Remember this: The NY Times is and always has been an agent of the status quo, working to build and reinforce the “American brand”. We won’t be able to rebuild our country by letting “the newspaper of record” tell the story.

Hungry hungry spiders

All these baby spiders hatched out over the last few days, and I had to start feeding them. I’ve got a lot of flies, I opened each vial one by one, and tossed in a surprised wingless fly. All the babies, even though they’re only two days old, had strung silken lines all over the place — baby’s first death trap! — and were waiting patiently, hanging upside down like the grown ups, and wow, were they ever excited when the first fly was snared!

Here’s a pair of Parasteatoda juveniles, literally seconds after I put a single fly in. They descended on it immediately. Baby’s first kill!

I’m about halfway through the feeding. It’s starting to go faster as I get better at manipulating massive numbers of flies. The Runestone line is all completely fed now, with the corpses of their twitching prey piling up. I think I’ll take a break and feed the remainder tomorrow.

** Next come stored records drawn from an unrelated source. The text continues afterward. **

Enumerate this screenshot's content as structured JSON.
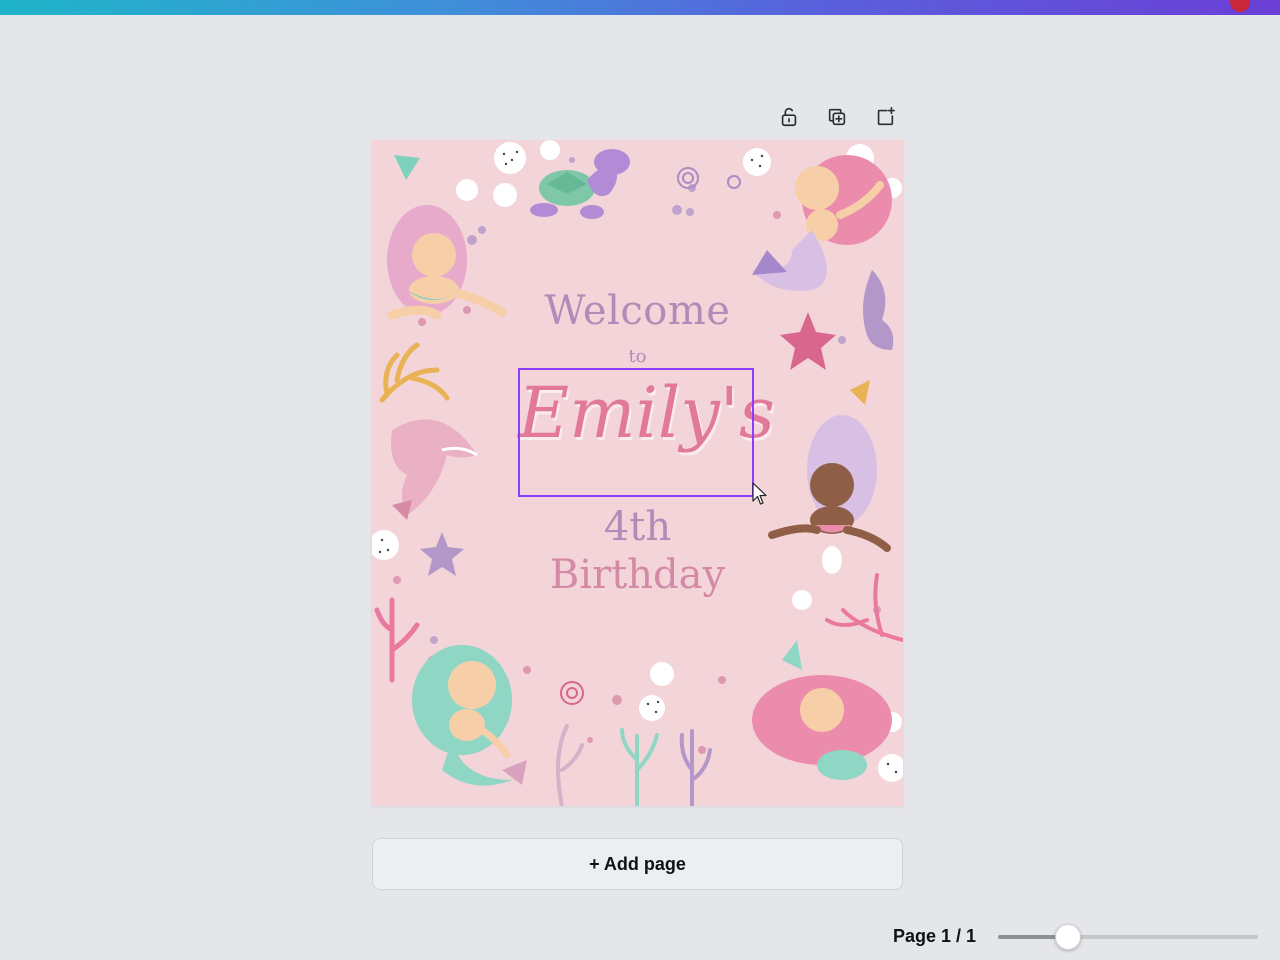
{
  "top_bar": {
    "accent_colors": [
      "#1fb5c9",
      "#5a5fdc",
      "#6a3fd6"
    ]
  },
  "page_toolbar": {
    "icons": [
      "unlock-icon",
      "duplicate-page-icon",
      "add-page-icon"
    ]
  },
  "design": {
    "welcome": "Welcome",
    "to": "to",
    "name": "Emily's",
    "age": "4th",
    "event": "Birthday",
    "background_color": "#f3d4d9",
    "selection_color": "#8b3dff"
  },
  "add_page_button": {
    "label": "+ Add page"
  },
  "footer": {
    "page_indicator": "Page 1 / 1",
    "zoom_fraction": 0.27
  }
}
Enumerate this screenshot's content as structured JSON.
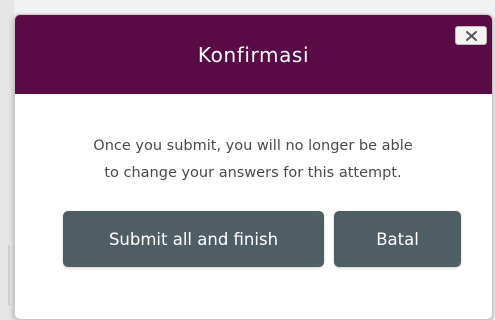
{
  "dialog": {
    "title": "Konfirmasi",
    "message_line1": "Once you submit, you will no longer be able",
    "message_line2": "to change your answers for this attempt.",
    "close_icon": "close-icon",
    "submit_label": "Submit all and finish",
    "cancel_label": "Batal"
  },
  "colors": {
    "header": "#5a0a45",
    "button": "#4f5e65",
    "title_text": "#ffffff",
    "body_text": "#4a4a4a"
  }
}
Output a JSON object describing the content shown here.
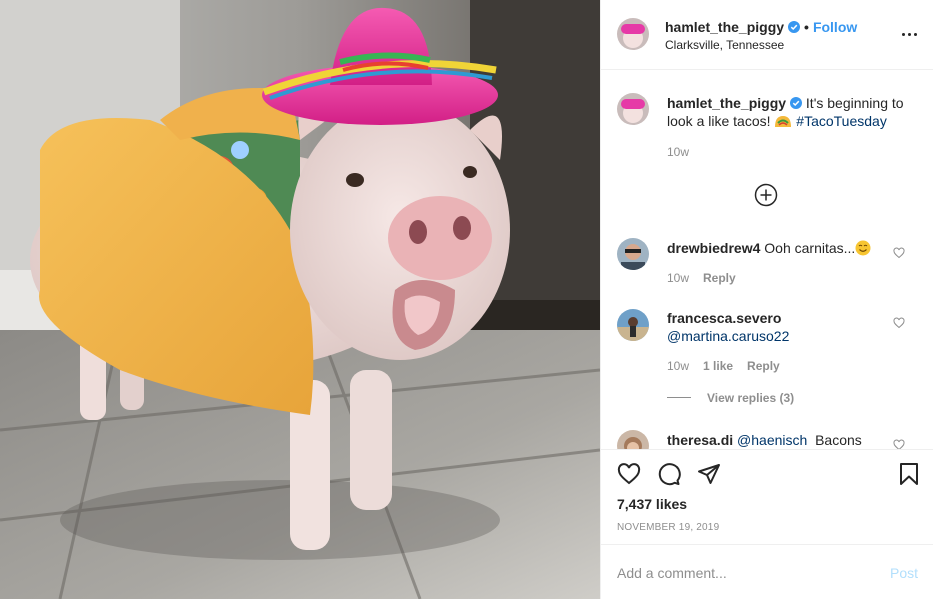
{
  "post": {
    "author": {
      "username": "hamlet_the_piggy",
      "verified": true,
      "follow_label": "Follow",
      "location": "Clarksville, Tennessee"
    },
    "caption": {
      "username": "hamlet_the_piggy",
      "text": "It's beginning to look a like tacos!",
      "emoji": "taco",
      "hashtag": "#TacoTuesday",
      "time": "10w"
    },
    "comments": [
      {
        "username": "drewbiedrew4",
        "text": "Ooh carnitas...",
        "emoji": "smiling-face",
        "time": "10w",
        "reply_label": "Reply"
      },
      {
        "username": "francesca.severo",
        "mention": "@martina.caruso22",
        "time": "10w",
        "likes": "1 like",
        "reply_label": "Reply",
        "view_replies": "View replies (3)"
      },
      {
        "username": "theresa.di",
        "mention": "@haenisch",
        "text": "Bacons"
      }
    ],
    "likes": "7,437 likes",
    "date": "NOVEMBER 19, 2019",
    "comment_input": {
      "placeholder": "Add a comment...",
      "post_label": "Post"
    }
  },
  "icons": {
    "verified": "verified-badge-icon",
    "more": "more-options-icon",
    "load_more": "plus-circle-icon",
    "like": "heart-icon",
    "comment": "comment-icon",
    "share": "share-icon",
    "save": "bookmark-icon"
  },
  "colors": {
    "link_blue": "#3897f0",
    "hashtag": "#003569",
    "muted": "#8e8e8e",
    "post_disabled": "#b2dffc"
  }
}
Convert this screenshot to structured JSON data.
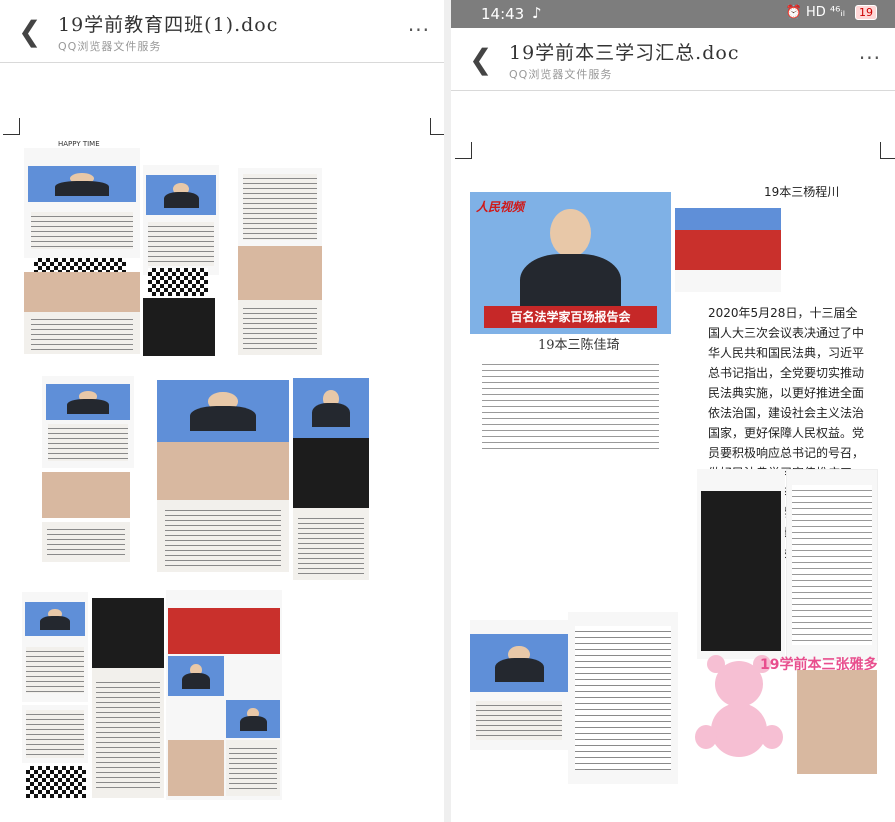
{
  "left": {
    "title": "19学前教育四班(1).doc",
    "subtitle": "QQ浏览器文件服务",
    "menu": "···",
    "happy": "HAPPY TIME"
  },
  "right": {
    "status": {
      "time": "14:43",
      "network": "HD ⁴⁶ᵢₗ",
      "battery": "19"
    },
    "title": "19学前本三学习汇总.doc",
    "subtitle": "QQ浏览器文件服务",
    "menu": "···",
    "author_top": "19本三杨程川",
    "paragraph": "2020年5月28日，十三届全国人大三次会议表决通过了中华人民共和国民法典，习近平总书记指出，全党要切实推动民法典实施，以更好推进全面依法治国，建设社会主义法治国家，更好保障人民权益。党员要积极响应总书记的号召，做好民法典学习宣传推广工作，现阶段学习应当做实掌功夫才好。笨一点，要多做扎根基打基础的马步功夫，少一些好高骛远，化妆取宠的花拳绣腿。",
    "press_logo": "人民视频",
    "banner": "百名法学家百场报告会",
    "handwritten_name": "19本三陈佳琦",
    "pink_title": "19学前本三张雅多"
  },
  "colors": {
    "status_bg": "#7d7d7d",
    "banner_red": "#c62828",
    "pink": "#e84f8e"
  }
}
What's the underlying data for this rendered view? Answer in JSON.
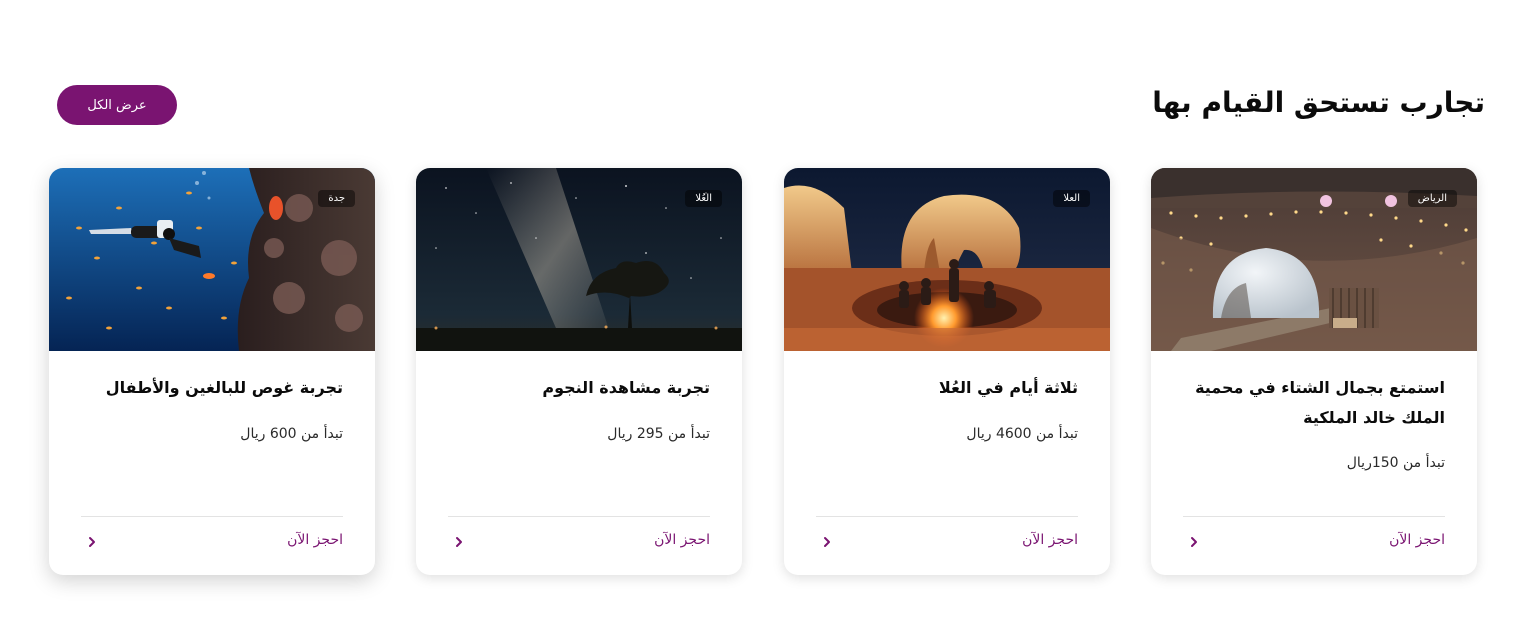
{
  "section": {
    "title": "تجارب تستحق القيام بها",
    "view_all_label": "عرض الكل"
  },
  "colors": {
    "accent": "#7a1471",
    "title_text": "#0b0b0b",
    "divider": "#e3e3e3"
  },
  "cards": [
    {
      "city": "الرياض",
      "title": "استمتع بجمال الشتاء في محمية الملك خالد الملكية",
      "price": "تبدأ من 150ريال",
      "book_label": "احجز الآن",
      "image": "desert-dome-camp-image"
    },
    {
      "city": "العلا",
      "title": "ثلاثة أيام في العُلا",
      "price": "تبدأ من 4600 ريال",
      "book_label": "احجز الآن",
      "image": "elephant-rock-campfire-image"
    },
    {
      "city": "العُلا",
      "title": "تجربة مشاهدة النجوم",
      "price": "تبدأ من 295 ريال",
      "book_label": "احجز الآن",
      "image": "milky-way-stargazing-image"
    },
    {
      "city": "جدة",
      "title": "تجربة غوص للبالغين والأطفال",
      "price": "تبدأ من 600 ريال",
      "book_label": "احجز الآن",
      "image": "scuba-diving-reef-image"
    }
  ]
}
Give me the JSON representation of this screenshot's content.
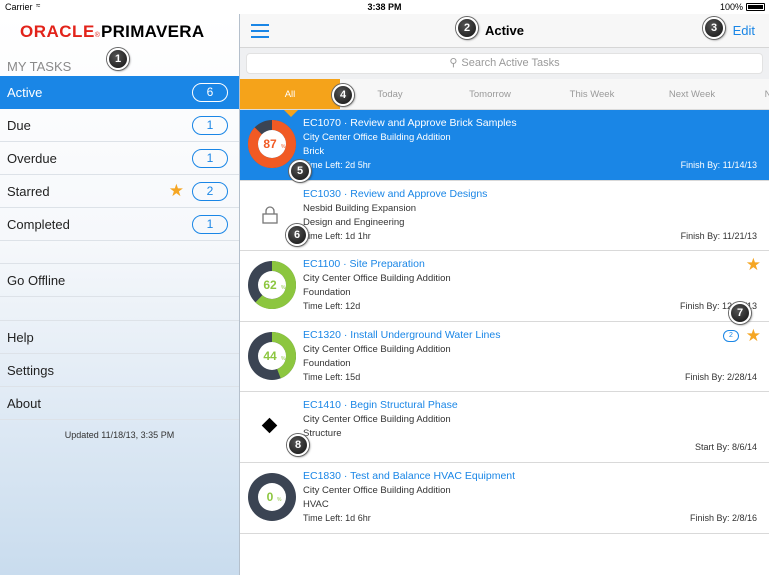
{
  "status_bar": {
    "carrier": "Carrier",
    "time": "3:38 PM",
    "battery": "100%"
  },
  "logo": {
    "oracle": "ORACLE",
    "product": "PRIMAVERA"
  },
  "sidebar": {
    "section_title": "MY TASKS",
    "items": [
      {
        "label": "Active",
        "count": "6"
      },
      {
        "label": "Due",
        "count": "1"
      },
      {
        "label": "Overdue",
        "count": "1"
      },
      {
        "label": "Starred",
        "count": "2"
      },
      {
        "label": "Completed",
        "count": "1"
      }
    ],
    "go_offline": "Go Offline",
    "help": "Help",
    "settings": "Settings",
    "about": "About",
    "updated": "Updated 11/18/13, 3:35 PM"
  },
  "header": {
    "title": "Active",
    "edit": "Edit"
  },
  "search": {
    "placeholder": "Search Active Tasks"
  },
  "filters": [
    "All",
    "Today",
    "Tomorrow",
    "This Week",
    "Next Week",
    "N"
  ],
  "tasks": [
    {
      "title": "EC1070 · Review and Approve Brick Samples",
      "project": "City Center Office Building Addition",
      "category": "Brick",
      "time_left": "Time Left: 2d 5hr",
      "finish": "Finish By: 11/14/13",
      "percent": 87,
      "percent_label": "87"
    },
    {
      "title": "EC1030 · Review and Approve Designs",
      "project": "Nesbid Building Expansion",
      "category": "Design and Engineering",
      "time_left": "Time Left: 1d 1hr",
      "finish": "Finish By: 11/21/13"
    },
    {
      "title": "EC1100 · Site Preparation",
      "project": "City Center Office Building Addition",
      "category": "Foundation",
      "time_left": "Time Left: 12d",
      "finish": "Finish By: 12/20/13",
      "percent": 62,
      "percent_label": "62"
    },
    {
      "title": "EC1320 · Install Underground Water Lines",
      "project": "City Center Office Building Addition",
      "category": "Foundation",
      "time_left": "Time Left: 15d",
      "finish": "Finish By: 2/28/14",
      "percent": 44,
      "percent_label": "44",
      "comments": "2"
    },
    {
      "title": "EC1410 · Begin Structural Phase",
      "project": "City Center Office Building Addition",
      "category": "Structure",
      "time_left": "",
      "finish": "Start By: 8/6/14"
    },
    {
      "title": "EC1830 · Test and Balance HVAC Equipment",
      "project": "City Center Office Building Addition",
      "category": "HVAC",
      "time_left": "Time Left: 1d 6hr",
      "finish": "Finish By: 2/8/16",
      "percent": 0,
      "percent_label": "0"
    }
  ],
  "percent_sign": "%",
  "callouts": [
    "1",
    "2",
    "3",
    "4",
    "5",
    "6",
    "7",
    "8"
  ],
  "colors": {
    "accent": "#1a86e6",
    "filter_active": "#f5a31a",
    "gauge_orange": "#f15a24",
    "gauge_green": "#8cc63f",
    "gauge_track": "#3b4453",
    "star": "#f5a623"
  }
}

I don’t even know what’s going on in atheism anymore

I feel good about that, too. I still get email from various organizations, though, so I still get sent the Atheist Alliance International newsletter, AAI Insider. The latest issue contains this dodgy gem:

Earlier this year, two AAI staff members made false accusations regarding a Director, then resigned and immediately set up their own organisation with a deliberately similar name, claiming that we are corrupt and that they are white as snow. We have refuted their accusations and they have acknowledged that they were groundless, but they did so on condition that we didn’t tell! We have the evidence. Draw your own conclusions…

Ooookaaaay. I think they’re talking about the International Association of Atheists, which formed a few months ago, but they can’t tell us, and they can’t tell you that they refuted everything that triggered the schism, but they did. Sorta.

I’ve attended a couple of AAI meetings, 8-10 years ago, and they were pretty good. I don’t understand what happened to them since, and I really don’t want to know. Deep rifts, ongoing fragmentation, and crumbling reputations seems to be the order of the day in atheism.